As a result, I think this is going to be another hit for affiliate marketing. That sector has already experienced significant challenges with some web browsers having introduced tools for users to more easily block cookies. And any crackdown on publishing paid links will compound that because affiliate sites will see a decrease in rankings as more ‘dofollow’ affiliate links are converted into either ‘nofollow’ or ‘sponsored’ links. But at least affiliate links will still be able to drive web traffic.
There will also be fewer people willing to pay for backlinks. Some brands will still buy backlinks so they can get more traffic from a variety of sources. But because those links will have to be tagged with the sponsored attribute, there will be no point buying them if you want to boost search rankings directly. This will result in SEOs and marketers spending money where it’s more likely to generate a return.
If you’re currently paying publishers for the right to guest post on their site, or if you’ve been paying peanuts for low-quality guest posts just so you can generate more backlinks, you might want to reconsider your strategy. Guest posting will still be a valuable method of demonstrating authority and reaching new audiences, but because of the new UGC link attribute, it won’t be a good way to boost your search rankings in a direct sense. Although UGC will probably eventually pass on some link credit.
Now, that’s not to say that you shouldn’t pay someone to write a guest post for you. You just need to be sure to choose an ethical writer who will produce something truly valuable and who can apply the correct link attributes. This might mean some businesses will need to rethink or reallocate their content budgets.
Overall, these link attribute changes will result in businesses needing to place an even greater emphasis on quality content and providing value to their intended audiences. This is great for us as consumers and marketers!
It also presents an opportunity for you to get ahead of the pack. By making any necessary changes to your marketing strategy now, you can take advantage of the ranking fluctuations that are sure to come as websites begin to see the flow-on effects associated with dofollow backlinks being reindexed with nofollow, sponsored or UGC attributes.

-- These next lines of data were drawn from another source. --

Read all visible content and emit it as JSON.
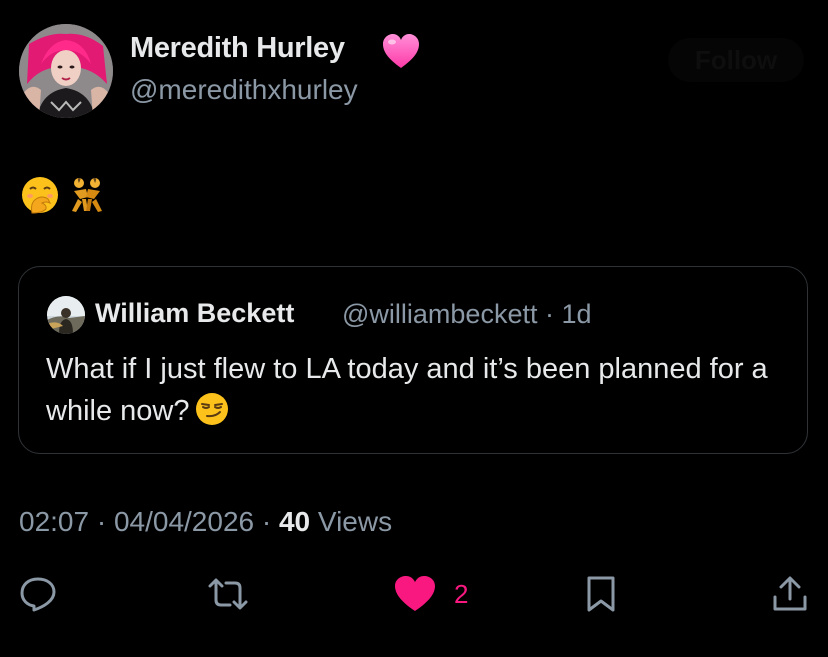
{
  "author": {
    "display_name": "Meredith Hurley",
    "name_badge_emoji": "pink-heart",
    "handle": "@meredithxhurley",
    "follow_label": "Follow"
  },
  "tweet": {
    "emojis": [
      "hand-over-mouth-face",
      "people-wrestling"
    ]
  },
  "quote": {
    "display_name": "William Beckett",
    "handle_time": "@williambeckett · 1d",
    "text": "What if I just flew to LA today and it’s been planned for a while now?",
    "trailing_emoji": "smirking-face"
  },
  "meta": {
    "timestamp": "02:07 · 04/04/2026 · ",
    "views_count": "40",
    "views_label": " Views"
  },
  "actions": {
    "like_count": "2"
  },
  "colors": {
    "background": "#000000",
    "text_primary": "#e7e9ea",
    "text_secondary": "#8b98a5",
    "border": "#2f3336",
    "like_pink": "#f91880",
    "badge_pink": "#ff4fbf"
  }
}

So take some time to get your SEO house in order.
And if your search rankings currently rely on dofollow links that you’ve paid for, now is a great time to invest time and effort into garnering legitimate dofollow links before you start seeing a decline in your search rankings.